A: Most teenage boys don’t like engaging in long, philosophical conversations with their moms. It’s generally better for moms not to ask too many questions and to be satisfied with short answers. If moms dig too deeply, kids try to avoid them, because they feel like they’re being prodded. It’s like forcing them to expose their weakness. Boys don’t want to show their emotions.
Moms have to understand that there won’t be a lot of communication, and they need to go about it in a very delicate way, trying to talk about things the kids like to talk about: “Hey, you played a great game last night.”
The mom’s role is to be a mentor, a guide, and a leader, but she is not called to be a friend to her son. Moms, you have to let them go a little bit and do things as a family. It’s more the dad’s role to have one-on-one time and to build that close man-to-man friendship.
Moms can really make a big impact when they give an example of selfless love and service. Kids need to feel loved, served, appreciated, because they are not getting that in their competitive environment.
Q: How do you help teenage boys build character and a strong spiritual life?
A: Character and the spiritual life go hand in hand, because grace builds on nature. It is not possible for a kid to be able to resist his passions of disobedience, rebelliousness, vanity, and lust without the help of God’s grace. I always suggest confession every two weeks or at least once a month. Definitely Sunday Mass, and if they can go more often, I encourage it. I also encourage kids to pray a decade of the rosary for the virtues they struggle most with.
And it’s important for them to learn to live in the presence of Christ, because the motivation of loving Christ and serving Christ is really what is going to help kids overcome the struggles they face. Doing things just because Mom is watching or because they’ll get in trouble is not enough, because once they go to college, those deterrents are no longer there. They need to form convictions of faith in the presence of God.

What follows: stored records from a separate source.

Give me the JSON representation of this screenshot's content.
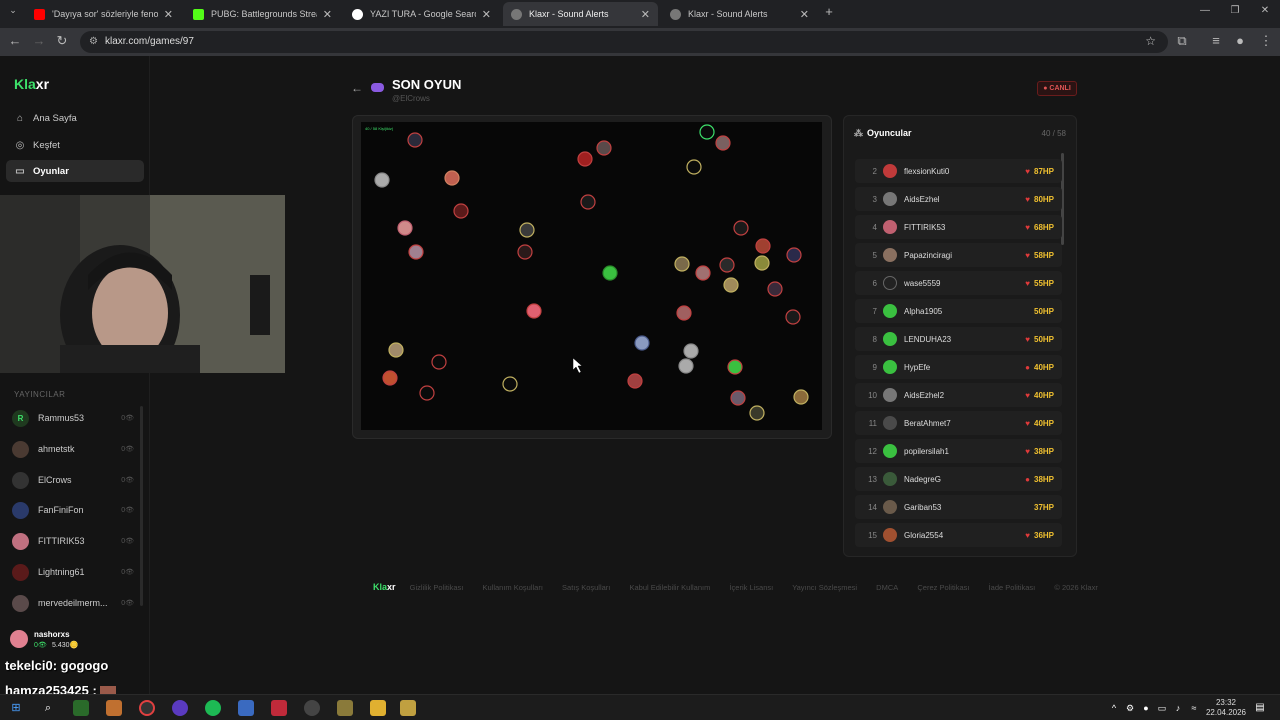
{
  "browser": {
    "tabs": [
      {
        "label": "'Dayıya sor' sözleriyle fenomen",
        "icon": "youtube-icon",
        "color": "#ff0000",
        "active": false
      },
      {
        "label": "PUBG: Battlegrounds Streaming",
        "icon": "kick-icon",
        "color": "#53fc18",
        "active": false
      },
      {
        "label": "YAZI TURA - Google Search",
        "icon": "google-icon",
        "color": "#ffffff",
        "active": false
      },
      {
        "label": "Klaxr - Sound Alerts",
        "icon": "globe-icon",
        "color": "#777777",
        "active": true
      },
      {
        "label": "Klaxr - Sound Alerts",
        "icon": "globe-icon",
        "color": "#777777",
        "active": false
      }
    ],
    "url": "klaxr.com/games/97"
  },
  "sidebar": {
    "logo_a": "Kla",
    "logo_b": "xr",
    "nav": [
      {
        "label": "Ana Sayfa",
        "icon": "home-icon",
        "active": false
      },
      {
        "label": "Keşfet",
        "icon": "compass-icon",
        "active": false
      },
      {
        "label": "Oyunlar",
        "icon": "gamepad-icon",
        "active": true
      }
    ],
    "streamers_title": "YAYINCILAR",
    "streamers": [
      {
        "name": "Rammus53",
        "count": "0👁",
        "avatar_letter": "R",
        "color": "#1f3a1f"
      },
      {
        "name": "ahmetstk",
        "count": "0👁",
        "avatar_letter": "",
        "color": "#4a3a32"
      },
      {
        "name": "ElCrows",
        "count": "0👁",
        "avatar_letter": "",
        "color": "#333333"
      },
      {
        "name": "FanFiniFon",
        "count": "0👁",
        "avatar_letter": "",
        "color": "#2a3a6a"
      },
      {
        "name": "FITTIRIK53",
        "count": "0👁",
        "avatar_letter": "",
        "color": "#c07080"
      },
      {
        "name": "Lightning61",
        "count": "0👁",
        "avatar_letter": "",
        "color": "#5a1a1a"
      },
      {
        "name": "mervedeilmerm...",
        "count": "0👁",
        "avatar_letter": "",
        "color": "#5a4a4a"
      }
    ],
    "user": {
      "name": "nashorxs",
      "views": "0👁",
      "coins": "5.430🪙"
    }
  },
  "chat_overlay": [
    {
      "user": "tekelci0",
      "message": ": gogogo"
    },
    {
      "user": "hamza253425",
      "message": ":"
    }
  ],
  "main": {
    "title": "SON OYUN",
    "subtitle": "@ElCrows",
    "live_badge": "● CANLI",
    "arena_label": "40 / 58 Kişi(ikiz)"
  },
  "players_panel": {
    "title": "Oyuncular",
    "count": "40 / 58",
    "rows": [
      {
        "rank": "2",
        "name": "flexsionKuti0",
        "hp": "87HP",
        "color": "#c03a3a"
      },
      {
        "rank": "3",
        "name": "AidsEzhel",
        "hp": "80HP",
        "color": "#777777"
      },
      {
        "rank": "4",
        "name": "FITTIRIK53",
        "hp": "68HP",
        "color": "#c06070"
      },
      {
        "rank": "5",
        "name": "Papazinciragi",
        "hp": "58HP",
        "color": "#8a7060"
      },
      {
        "rank": "6",
        "name": "wase5559",
        "hp": "55HP",
        "color": "#222222"
      },
      {
        "rank": "7",
        "name": "Alpha1905",
        "hp": "50HP",
        "color": "#3ac040"
      },
      {
        "rank": "8",
        "name": "LENDUHA23",
        "hp": "50HP",
        "color": "#3ac040"
      },
      {
        "rank": "9",
        "name": "HypEfe",
        "hp": "40HP",
        "color": "#3ac040"
      },
      {
        "rank": "10",
        "name": "AidsEzhel2",
        "hp": "40HP",
        "color": "#777777"
      },
      {
        "rank": "11",
        "name": "BeratAhmet7",
        "hp": "40HP",
        "color": "#4a4a4a"
      },
      {
        "rank": "12",
        "name": "popilersilah1",
        "hp": "38HP",
        "color": "#3ac040"
      },
      {
        "rank": "13",
        "name": "NadegreG",
        "hp": "38HP",
        "color": "#3a5a3a"
      },
      {
        "rank": "14",
        "name": "Gariban53",
        "hp": "37HP",
        "color": "#6a5a4a"
      },
      {
        "rank": "15",
        "name": "Gloria2554",
        "hp": "36HP",
        "color": "#a05030"
      }
    ]
  },
  "footer": {
    "logo_a": "Kla",
    "logo_b": "xr",
    "links": [
      "Gizlilik Politikası",
      "Kullanım Koşulları",
      "Satış Koşulları",
      "Kabul Edilebilir Kullanım",
      "İçerik Lisansı",
      "Yayıncı Sözleşmesi",
      "DMCA",
      "Çerez Politikası",
      "İade Politikası",
      "© 2026 Klaxr"
    ]
  },
  "taskbar": {
    "time": "23:32",
    "date": "22.04.2026"
  }
}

Seven tips that may be helpful in raising your kids:
• Give clear guidelines with reasonable consequences from a unified front. Cut a little slack but also hold your children accountable for their actions.

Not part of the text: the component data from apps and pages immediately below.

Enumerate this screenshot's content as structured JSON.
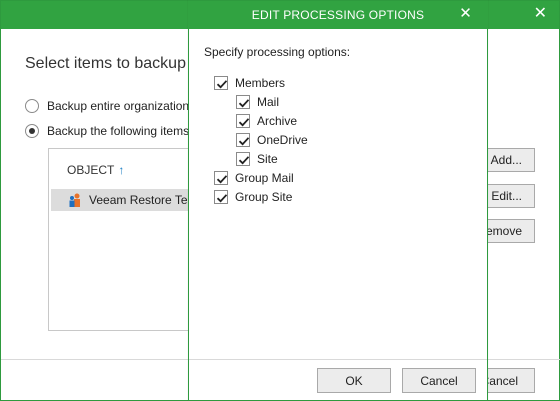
{
  "background": {
    "close_glyph": "✕",
    "heading": "Select items to backup",
    "radio_entire": "Backup entire organization",
    "radio_following": "Backup the following items:",
    "object_header": "OBJECT",
    "sort_arrow": "↑",
    "object_row": "Veeam Restore Test",
    "btn_add": "Add...",
    "btn_edit": "Edit...",
    "btn_remove": "Remove",
    "btn_cancel": "Cancel"
  },
  "dialog": {
    "title": "EDIT PROCESSING OPTIONS",
    "close_glyph": "✕",
    "instruction": "Specify processing options:",
    "options": {
      "members": "Members",
      "mail": "Mail",
      "archive": "Archive",
      "onedrive": "OneDrive",
      "site": "Site",
      "group_mail": "Group Mail",
      "group_site": "Group Site"
    },
    "ok_label": "OK",
    "cancel_label": "Cancel"
  },
  "colors": {
    "title_bar": "#31a341",
    "border": "#2e9a3e"
  },
  "icons": [
    "close-icon",
    "sort-up-icon",
    "organization-icon",
    "checkmark-icon",
    "radio-icon"
  ]
}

• Use reasonable explanations for the criteria, guidelines and decisions made by parents.
• Avoid hyper-analysis of their emotions and states of mind; avoid “taking their temperature” too often.
• Give unconditional love with an emphasis on character and effort more than outcome: Encourage children to live up to their potential while having reasonable expectations.
• Authenticity, faith and fidelity should be reflected in parent’s lifestyles.
• Note these great qualities of a dad: manliness, temperance, making significant time for family, putting aside work to be fully present (this applies to mom who work as well), and being a reliable source of guidance.
• Note these great qualities of a mom: emotional stability, selflessness, loving service and extreme patience.
Fr. Michael Sliney, LC, is a Catholic priest who is the New York chaplain of the Lumen Institute, an association of business and cultural leaders.